The doctor who diagnosed me is my doctor to this day. She has performed all of my surgeries, including the dilation and curettage, and also delivered the two babies that I was able to carry to term. She is the only doctor that I trust because she was the first person to hold my hand and say, “No, you are not crazy. There is something wrong here.”


Today, Jennifer speaks out and shares her voice on endometriosis as often as she’s able in order to “keep it in front of people” and remind them that this condition is very real and very deserving of our support, research, and awareness. Upon reflection of the painful and invasive surgical options currently available to “manage” endometriosis, Jennifer asserts:

The best way to challenge this and to support more research is to DEMAND more research. Stop asking women to allow their bodies to be cut open and to accept these violent attempts at relief instead of providing a cure.

How can you help? Support endometriosis research through the World Endometriosis Research Foundation. Further, sharing stories such as Jennifer’s helps to challenge the stigma and spread awareness. For Jennifer, her pain and turmoil was ignored, misjudged, and underestimated for far too long. Women and girls deserve BETTER. Now is the time to speak and lend support!

Be a Rose is honored to share Jennifer’s voice on this important issue of women’s health.

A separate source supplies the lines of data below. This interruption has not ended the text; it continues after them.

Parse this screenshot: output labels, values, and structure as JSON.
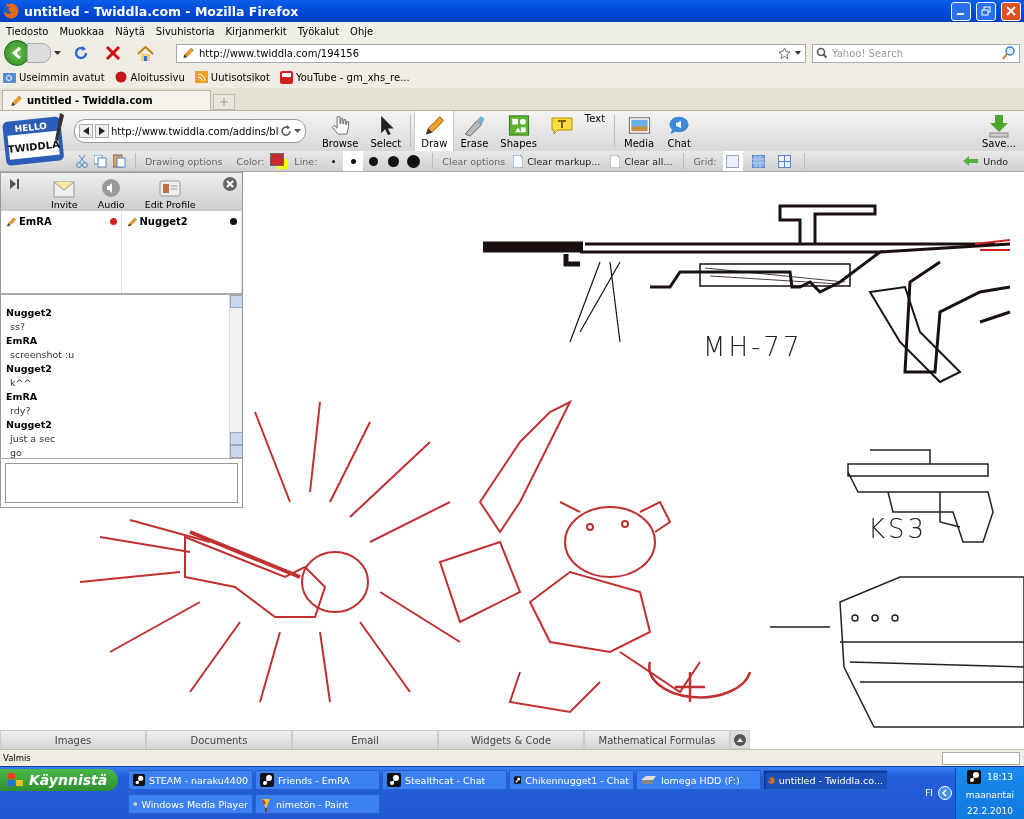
{
  "window": {
    "title": "untitled - Twiddla.com - Mozilla Firefox"
  },
  "menu": [
    "Tiedosto",
    "Muokkaa",
    "Näytä",
    "Sivuhistoria",
    "Kirjanmerkit",
    "Työkalut",
    "Ohje"
  ],
  "navigation": {
    "url": "http://www.twiddla.com/194156",
    "search_placeholder": "Yahoo! Search"
  },
  "bookmarks": [
    "Useimmin avatut",
    "Aloitussivu",
    "Uutisotsikot",
    "YouTube - gm_xhs_re..."
  ],
  "tabs": [
    {
      "label": "untitled - Twiddla.com",
      "selected": true
    }
  ],
  "twiddla": {
    "logo_top": "HELLO",
    "logo_main": "TWIDDLA",
    "url": "http://www.twiddla.com/addins/bl",
    "tools": [
      {
        "label": "Browse",
        "kind": "hand",
        "selected": false
      },
      {
        "label": "Select",
        "kind": "arrow",
        "selected": false
      },
      {
        "label": "Draw",
        "kind": "pencil",
        "selected": true
      },
      {
        "label": "Erase",
        "kind": "eraser",
        "selected": false
      },
      {
        "label": "Shapes",
        "kind": "shapes",
        "selected": false
      },
      {
        "label": "Text",
        "kind": "text",
        "selected": false
      },
      {
        "label": "Media",
        "kind": "media",
        "selected": false
      },
      {
        "label": "Chat",
        "kind": "chat",
        "selected": false
      }
    ],
    "save": "Save...",
    "drawing_options": "Drawing options",
    "color_label": "Color:",
    "color": "#c62a2a",
    "line_label": "Line:",
    "line_sizes": [
      {
        "selected": false
      },
      {
        "selected": true
      },
      {
        "selected": false
      },
      {
        "selected": false
      },
      {
        "selected": false
      }
    ],
    "clear_options": "Clear options",
    "clear_markup": "Clear markup...",
    "clear_all": "Clear all...",
    "grid_label": "Grid:",
    "grids": [
      {
        "selected": true
      },
      {
        "selected": false
      },
      {
        "selected": false
      }
    ],
    "undo": "Undo"
  },
  "chat_panel": {
    "buttons": [
      "Invite",
      "Audio",
      "Edit Profile"
    ],
    "users": [
      {
        "name": "EmRA",
        "color": "#d42020"
      },
      {
        "name": "Nugget2",
        "color": "#111111"
      }
    ],
    "messages": [
      {
        "author": "Nugget2",
        "lines": [
          "ss?"
        ]
      },
      {
        "author": "EmRA",
        "lines": [
          "screenshot :u"
        ]
      },
      {
        "author": "Nugget2",
        "lines": [
          "k^^"
        ]
      },
      {
        "author": "EmRA",
        "lines": [
          "rdy?"
        ]
      },
      {
        "author": "Nugget2",
        "lines": [
          "just a sec",
          "go"
        ]
      }
    ]
  },
  "canvas": {
    "labels": [
      "MH-77",
      "KS3"
    ]
  },
  "bottom_tabs": [
    "Images",
    "Documents",
    "Email",
    "Widgets & Code",
    "Mathematical Formulas"
  ],
  "status_bar": {
    "text": "Valmis"
  },
  "taskbar": {
    "start": "Käynnistä",
    "tasks": [
      {
        "label": "STEAM - naraku4400",
        "kind": "steam",
        "selected": false
      },
      {
        "label": "Friends - EmRA",
        "kind": "steam",
        "selected": false
      },
      {
        "label": "Stealthcat - Chat",
        "kind": "steam",
        "selected": false
      },
      {
        "label": "Chikennugget1 - Chat",
        "kind": "steam",
        "selected": false
      },
      {
        "label": "Iomega HDD (F:)",
        "kind": "drive",
        "selected": false
      },
      {
        "label": "untitled - Twiddla.co...",
        "kind": "firefox",
        "selected": true
      },
      {
        "label": "Windows Media Player",
        "kind": "media",
        "selected": false
      },
      {
        "label": "nimetön - Paint",
        "kind": "paint",
        "selected": false
      }
    ],
    "language": "FI",
    "time": "18:13",
    "day": "maanantai",
    "date": "22.2.2010"
  }
}
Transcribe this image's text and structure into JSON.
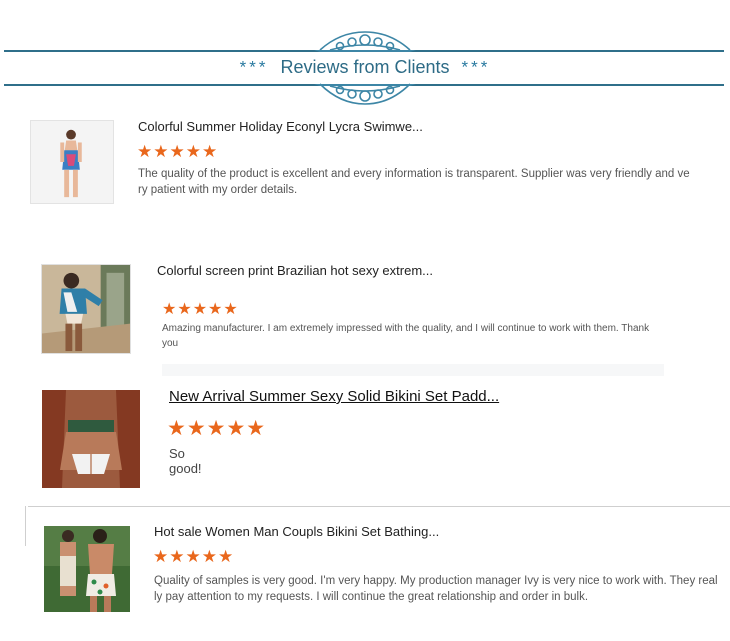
{
  "header": {
    "title": "Reviews from Clients",
    "decoration_left": "***",
    "decoration_right": "***",
    "accent_color": "#2d6b86"
  },
  "reviews": [
    {
      "product_title": "Colorful Summer Holiday Econyl Lycra Swimwe...",
      "rating": 5,
      "stars": "★★★★★",
      "text": "The quality of the product is excellent and every information is transparent. Supplier was very friendly and very patient with my order details.",
      "image_icon": "product-photo-swimsuit"
    },
    {
      "product_title": "Colorful screen print Brazilian hot sexy extrem...",
      "rating": 5,
      "stars": "★★★★★",
      "text": "Amazing manufacturer. I am extremely impressed with the quality, and I will continue to work with them. Thank you",
      "image_icon": "product-photo-bikini"
    },
    {
      "product_title": "New Arrival Summer Sexy Solid Bikini Set Padd...",
      "rating": 5,
      "stars": "★★★★★",
      "text": "So good!",
      "image_icon": "product-photo-bikini-set"
    },
    {
      "product_title": "Hot sale Women Man Coupls Bikini Set Bathing...",
      "rating": 5,
      "stars": "★★★★★",
      "text": "Quality of samples is very good. I'm very happy. My production manager Ivy is very nice to work with. They really pay attention to my requests. I will continue the great relationship and order in bulk.",
      "image_icon": "product-photo-couple-swimwear"
    }
  ],
  "colors": {
    "star": "#e9671c",
    "divider": "#cfcfcf"
  }
}
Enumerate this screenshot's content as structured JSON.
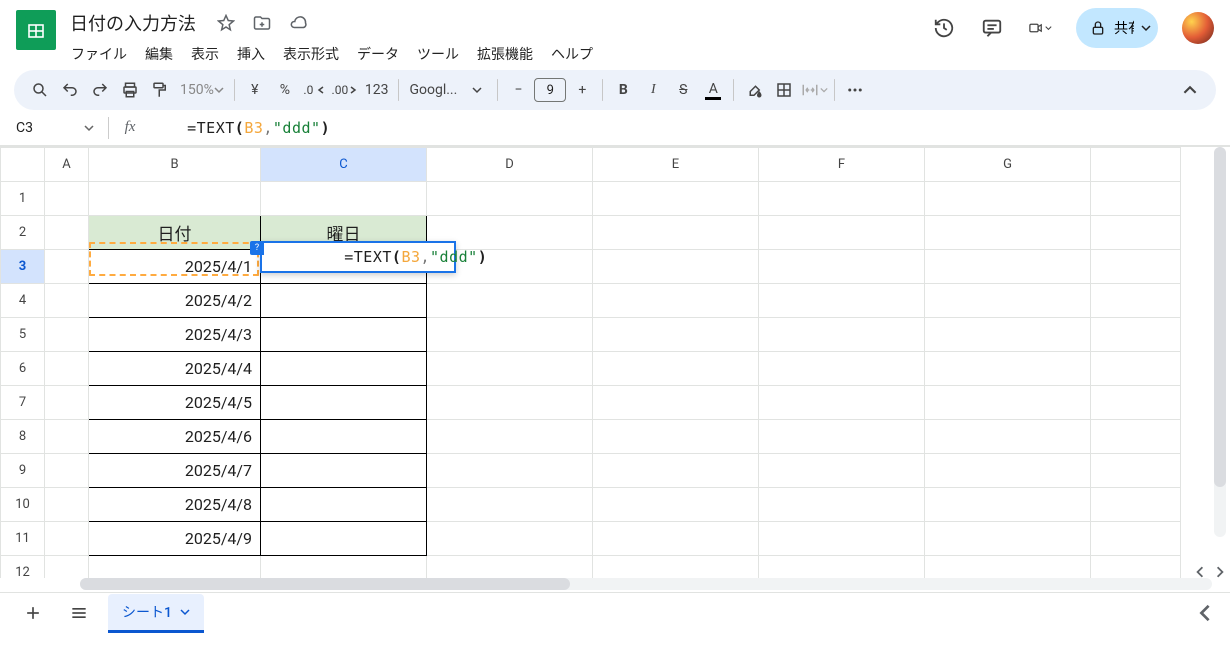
{
  "doc": {
    "title": "日付の入力方法"
  },
  "menus": {
    "file": "ファイル",
    "edit": "編集",
    "view": "表示",
    "insert": "挿入",
    "format": "表示形式",
    "data": "データ",
    "tools": "ツール",
    "extensions": "拡張機能",
    "help": "ヘルプ"
  },
  "header_icons": {
    "history": "history-icon",
    "comments": "comments-icon",
    "meet": "meet-icon"
  },
  "share": {
    "label": "共有"
  },
  "toolbar": {
    "zoom": "150%",
    "currency": "¥",
    "percent": "%",
    "dec_dec": ".0",
    "inc_dec": ".00",
    "numfmt": "123",
    "font": "Googl...",
    "font_size": "9"
  },
  "namebox": {
    "ref": "C3"
  },
  "formula": {
    "raw": "=TEXT(B3,\"ddd\")",
    "eq": "=",
    "fn": "TEXT",
    "lp": "(",
    "ref": "B3",
    "comma": ",",
    "str": "\"ddd\"",
    "rp": ")"
  },
  "columns": [
    "",
    "A",
    "B",
    "C",
    "D",
    "E",
    "F",
    "G",
    ""
  ],
  "rows": [
    "1",
    "2",
    "3",
    "4",
    "5",
    "6",
    "7",
    "8",
    "9",
    "10",
    "11",
    "12"
  ],
  "table": {
    "b_header": "日付",
    "c_header": "曜日",
    "b3": "2025/4/1",
    "b4": "2025/4/2",
    "b5": "2025/4/3",
    "b6": "2025/4/4",
    "b7": "2025/4/5",
    "b8": "2025/4/6",
    "b9": "2025/4/7",
    "b10": "2025/4/8",
    "b11": "2025/4/9"
  },
  "cell_edit": {
    "help_mark": "?"
  },
  "sheettab": {
    "name": "シート1"
  }
}
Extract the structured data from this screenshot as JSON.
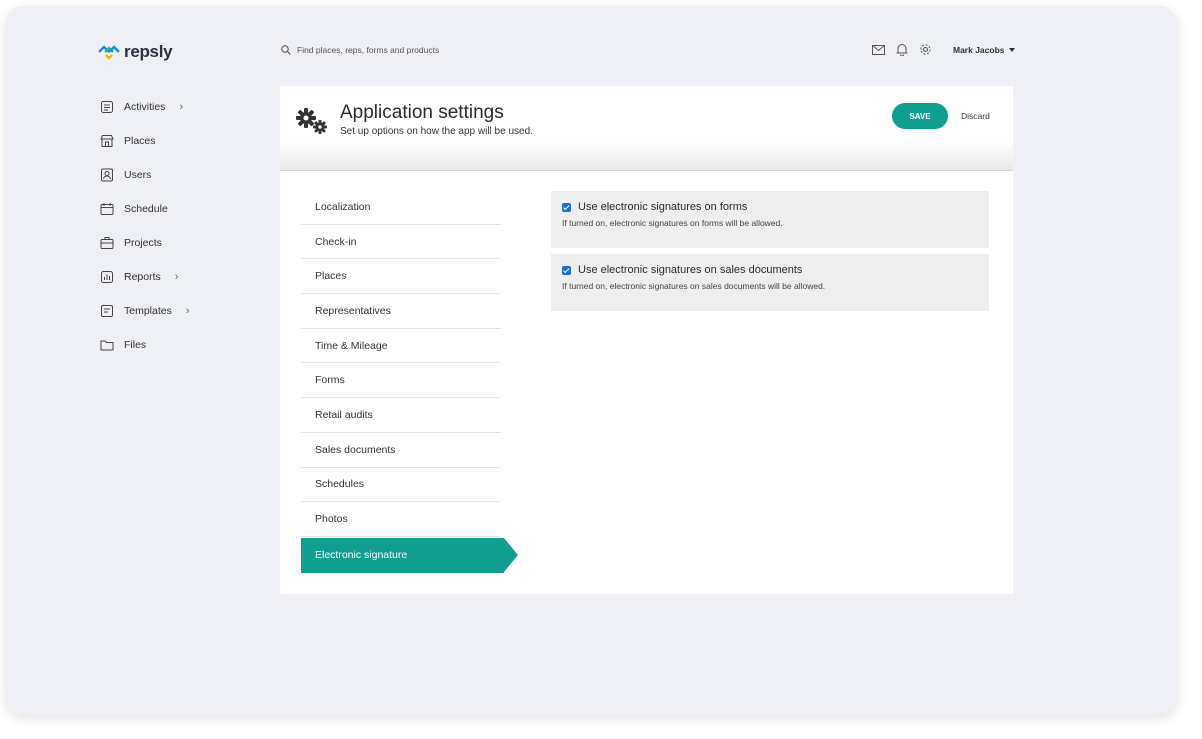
{
  "app": {
    "logo_text": "repsly"
  },
  "search": {
    "placeholder": "Find places, reps, forms and products"
  },
  "header": {
    "user_name": "Mark Jacobs"
  },
  "sidebar": {
    "items": [
      {
        "label": "Activities",
        "icon": "clipboard-icon",
        "has_submenu": true
      },
      {
        "label": "Places",
        "icon": "store-icon",
        "has_submenu": false
      },
      {
        "label": "Users",
        "icon": "user-badge-icon",
        "has_submenu": false
      },
      {
        "label": "Schedule",
        "icon": "calendar-icon",
        "has_submenu": false
      },
      {
        "label": "Projects",
        "icon": "briefcase-icon",
        "has_submenu": false
      },
      {
        "label": "Reports",
        "icon": "bar-chart-icon",
        "has_submenu": true
      },
      {
        "label": "Templates",
        "icon": "template-icon",
        "has_submenu": true
      },
      {
        "label": "Files",
        "icon": "folder-icon",
        "has_submenu": false
      }
    ]
  },
  "page": {
    "title": "Application settings",
    "subtitle": "Set up options on how the app will be used.",
    "save_label": "SAVE",
    "discard_label": "Discard"
  },
  "settings_menu": {
    "items": [
      "Localization",
      "Check-in",
      "Places",
      "Representatives",
      "Time & Mileage",
      "Forms",
      "Retail audits",
      "Sales documents",
      "Schedules",
      "Photos",
      "Electronic signature"
    ],
    "active_index": 10
  },
  "options": [
    {
      "label": "Use electronic signatures on forms",
      "description": "If turned on, electronic signatures on forms will be allowed.",
      "checked": true
    },
    {
      "label": "Use electronic signatures on sales documents",
      "description": "If turned on, electronic signatures on sales documents will be allowed.",
      "checked": true
    }
  ],
  "colors": {
    "accent": "#109e90",
    "checkbox": "#1a6fd6",
    "background": "#eef0f5"
  }
}
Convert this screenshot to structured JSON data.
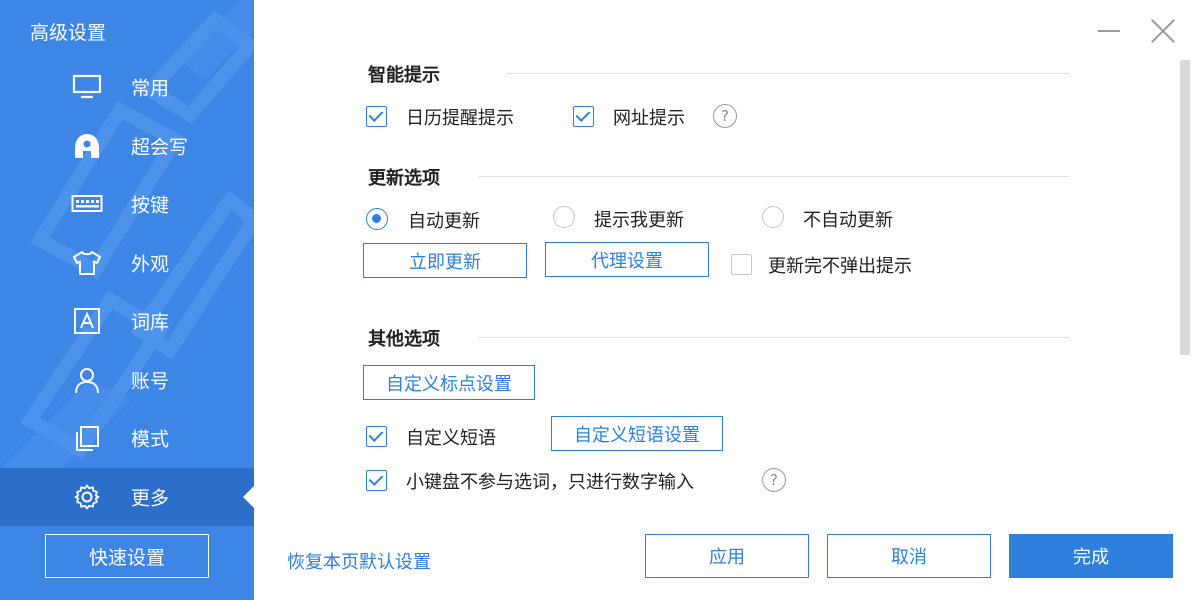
{
  "window": {
    "title": "高级设置"
  },
  "sidebar": {
    "items": [
      {
        "label": "常用",
        "icon": "monitor-icon"
      },
      {
        "label": "超会写",
        "icon": "pen-icon"
      },
      {
        "label": "按键",
        "icon": "keyboard-icon"
      },
      {
        "label": "外观",
        "icon": "tshirt-icon"
      },
      {
        "label": "词库",
        "icon": "letter-a-icon"
      },
      {
        "label": "账号",
        "icon": "user-icon"
      },
      {
        "label": "模式",
        "icon": "layers-icon"
      },
      {
        "label": "更多",
        "icon": "gear-icon",
        "active": true
      }
    ],
    "quick_settings": "快速设置"
  },
  "smart_hints": {
    "title": "智能提示",
    "calendar_reminder": {
      "label": "日历提醒提示",
      "checked": true
    },
    "url_hint": {
      "label": "网址提示",
      "checked": true
    }
  },
  "update_options": {
    "title": "更新选项",
    "radios": [
      {
        "label": "自动更新",
        "selected": true
      },
      {
        "label": "提示我更新",
        "selected": false
      },
      {
        "label": "不自动更新",
        "selected": false
      }
    ],
    "update_now": "立即更新",
    "proxy_settings": "代理设置",
    "no_popup": {
      "label": "更新完不弹出提示",
      "checked": false
    }
  },
  "other_options": {
    "title": "其他选项",
    "punctuation_settings": "自定义标点设置",
    "custom_phrases": {
      "label": "自定义短语",
      "checked": true
    },
    "custom_phrases_settings": "自定义短语设置",
    "keypad_digits": {
      "label": "小键盘不参与选词，只进行数字输入",
      "checked": true
    }
  },
  "footer": {
    "restore_defaults": "恢复本页默认设置",
    "apply": "应用",
    "cancel": "取消",
    "done": "完成"
  },
  "colors": {
    "sidebar": "#3d86e6",
    "sidebar_active": "#2c6fca",
    "accent": "#2f7fdc"
  }
}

Through our research, blogs, and women’s health workshops, we at Be a Rose are privileged to engage the community and create a positive impact in women’s lives.  Please consider joining the conversation by following Be a Rose on Facebook and visit our invitation to take action with Be a Rose!

 

By: Aanee Nichols with Jennifer Flores